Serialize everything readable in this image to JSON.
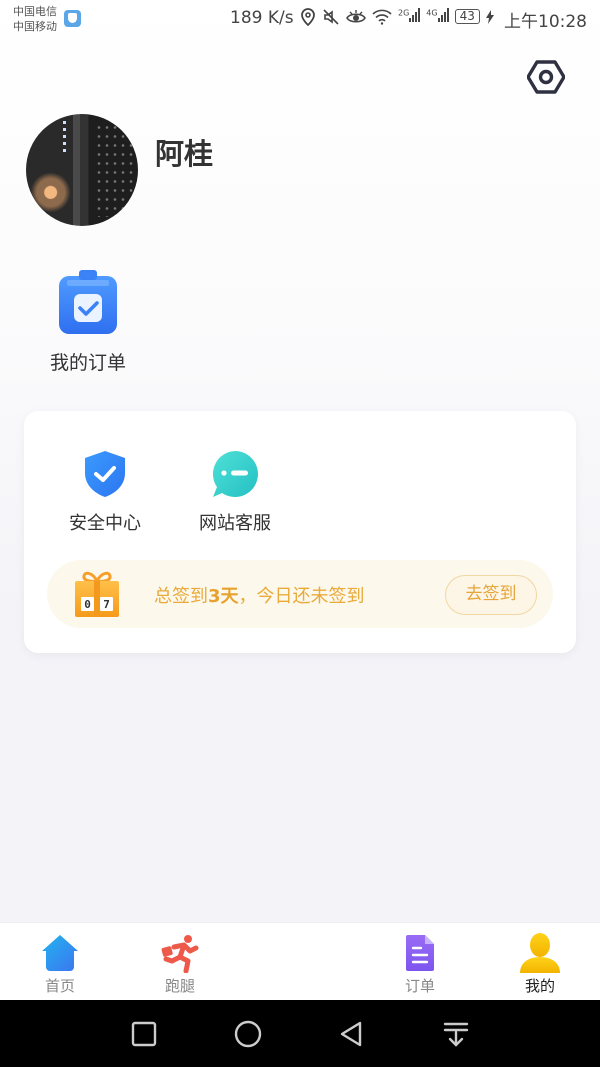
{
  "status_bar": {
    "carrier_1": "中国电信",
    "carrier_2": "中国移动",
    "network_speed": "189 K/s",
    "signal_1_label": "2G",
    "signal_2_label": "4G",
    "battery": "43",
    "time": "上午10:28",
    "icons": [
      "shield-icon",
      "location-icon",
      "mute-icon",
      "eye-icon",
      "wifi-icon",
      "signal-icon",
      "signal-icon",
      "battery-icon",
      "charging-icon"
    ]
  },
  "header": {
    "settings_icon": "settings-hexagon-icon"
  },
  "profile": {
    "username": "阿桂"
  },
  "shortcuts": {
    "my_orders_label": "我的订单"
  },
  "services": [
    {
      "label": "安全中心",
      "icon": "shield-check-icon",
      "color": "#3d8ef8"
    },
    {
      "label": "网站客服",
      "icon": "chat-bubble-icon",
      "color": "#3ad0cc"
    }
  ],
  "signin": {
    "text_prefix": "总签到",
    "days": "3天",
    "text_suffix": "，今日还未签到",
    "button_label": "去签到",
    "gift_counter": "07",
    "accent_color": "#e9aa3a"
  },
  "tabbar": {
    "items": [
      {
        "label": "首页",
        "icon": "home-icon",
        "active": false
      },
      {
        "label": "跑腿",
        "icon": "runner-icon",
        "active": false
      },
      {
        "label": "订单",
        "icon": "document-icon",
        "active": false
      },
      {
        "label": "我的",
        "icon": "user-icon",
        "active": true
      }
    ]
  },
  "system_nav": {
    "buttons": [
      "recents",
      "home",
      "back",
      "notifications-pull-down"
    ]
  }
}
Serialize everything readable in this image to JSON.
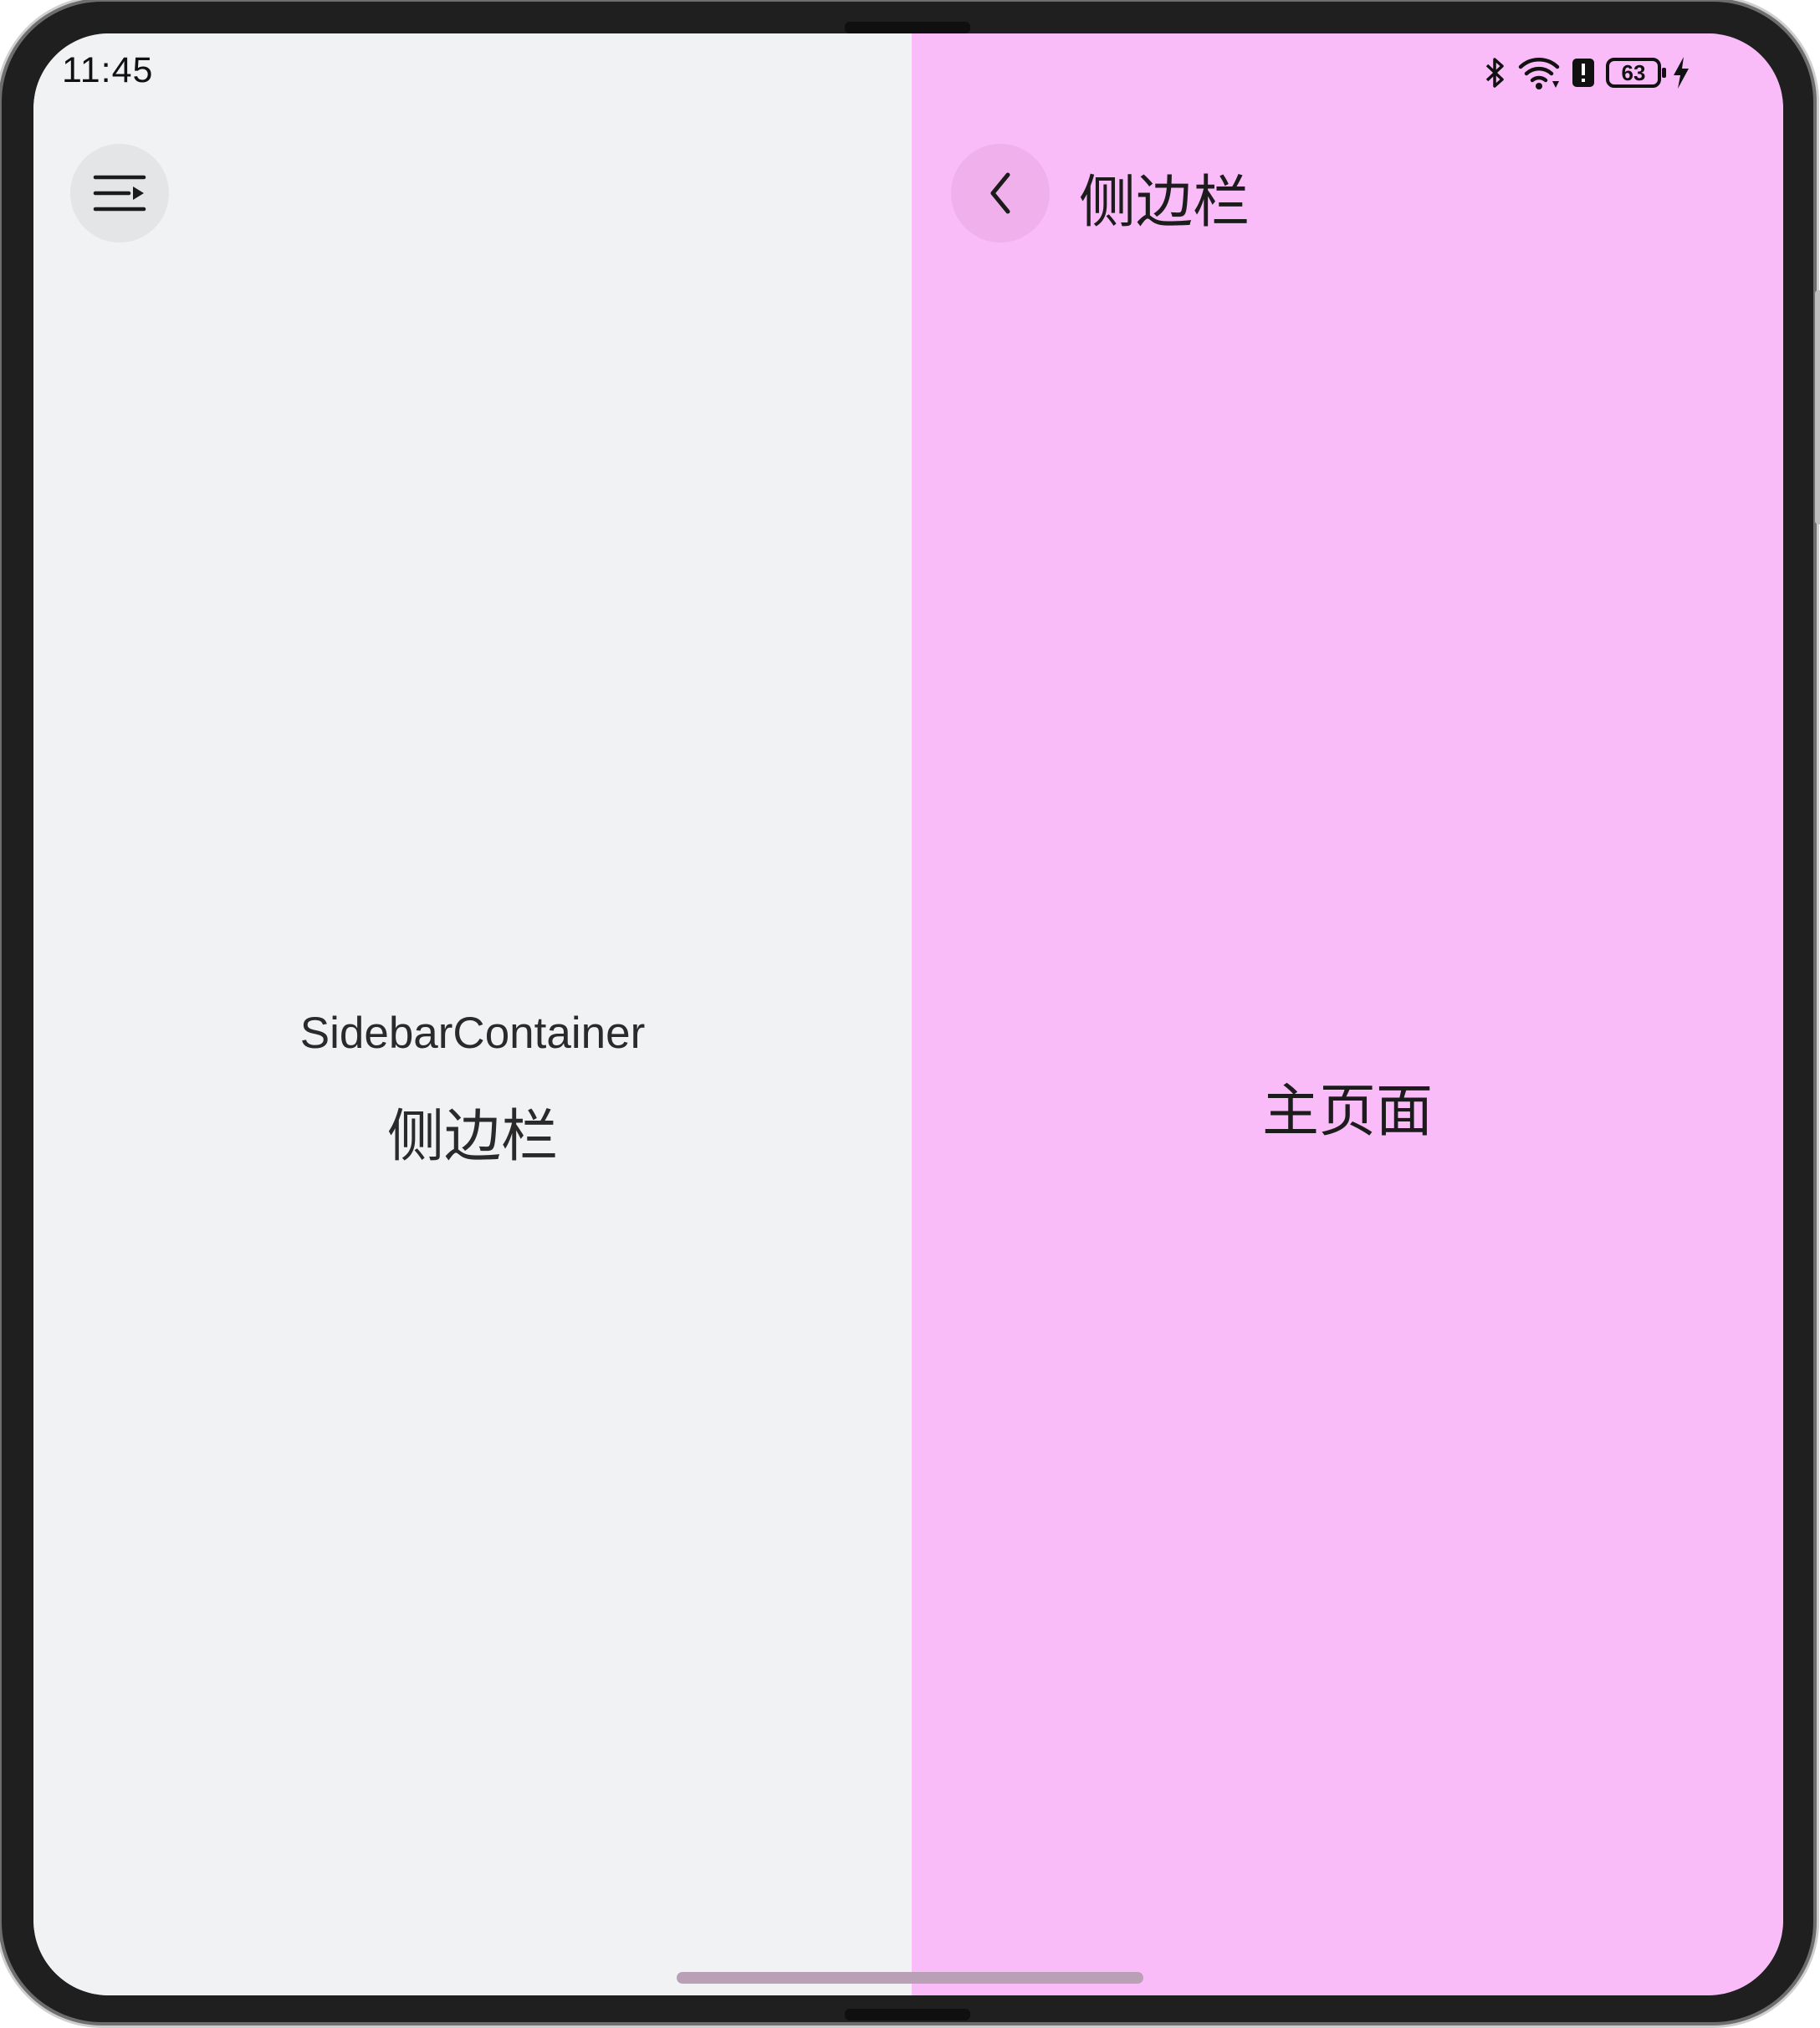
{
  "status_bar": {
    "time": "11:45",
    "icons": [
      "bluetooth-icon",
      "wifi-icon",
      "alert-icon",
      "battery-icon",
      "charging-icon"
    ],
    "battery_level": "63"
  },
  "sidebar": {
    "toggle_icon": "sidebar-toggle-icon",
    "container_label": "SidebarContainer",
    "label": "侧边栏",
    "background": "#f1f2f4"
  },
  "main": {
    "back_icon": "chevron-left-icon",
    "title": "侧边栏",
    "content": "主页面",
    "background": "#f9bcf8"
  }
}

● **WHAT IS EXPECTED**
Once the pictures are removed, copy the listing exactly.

● **ANSWER BOX**
Serialize everything readable in this image to JSON.
{
  "status_bar": {
    "carrier_1": "中国电信",
    "carrier_2": "中国移动",
    "network_speed": "189 K/s",
    "signal_1_label": "2G",
    "signal_2_label": "4G",
    "battery": "43",
    "time": "上午10:28",
    "icons": [
      "shield-icon",
      "location-icon",
      "mute-icon",
      "eye-icon",
      "wifi-icon",
      "signal-icon",
      "signal-icon",
      "battery-icon",
      "charging-icon"
    ]
  },
  "header": {
    "settings_icon": "settings-hexagon-icon"
  },
  "profile": {
    "username": "阿桂"
  },
  "shortcuts": {
    "my_orders_label": "我的订单"
  },
  "services": [
    {
      "label": "安全中心",
      "icon": "shield-check-icon",
      "color": "#3d8ef8"
    },
    {
      "label": "网站客服",
      "icon": "chat-bubble-icon",
      "color": "#3ad0cc"
    }
  ],
  "signin": {
    "text_prefix": "总签到",
    "days": "3天",
    "text_suffix": "，今日还未签到",
    "button_label": "去签到",
    "gift_counter": "07",
    "accent_color": "#e9aa3a"
  },
  "tabbar": {
    "items": [
      {
        "label": "首页",
        "icon": "home-icon",
        "active": false
      },
      {
        "label": "跑腿",
        "icon": "runner-icon",
        "active": false
      },
      {
        "label": "订单",
        "icon": "document-icon",
        "active": false
      },
      {
        "label": "我的",
        "icon": "user-icon",
        "active": true
      }
    ]
  },
  "system_nav": {
    "buttons": [
      "recents",
      "home",
      "back",
      "notifications-pull-down"
    ]
  }
}
Serialize everything readable in this image to JSON.
{
  "status_bar": {
    "time": "11:45",
    "icons": [
      "bluetooth-icon",
      "wifi-icon",
      "alert-icon",
      "battery-icon",
      "charging-icon"
    ],
    "battery_level": "63"
  },
  "sidebar": {
    "toggle_icon": "sidebar-toggle-icon",
    "container_label": "SidebarContainer",
    "label": "侧边栏",
    "background": "#f1f2f4"
  },
  "main": {
    "back_icon": "chevron-left-icon",
    "title": "侧边栏",
    "content": "主页面",
    "background": "#f9bcf8"
  }
}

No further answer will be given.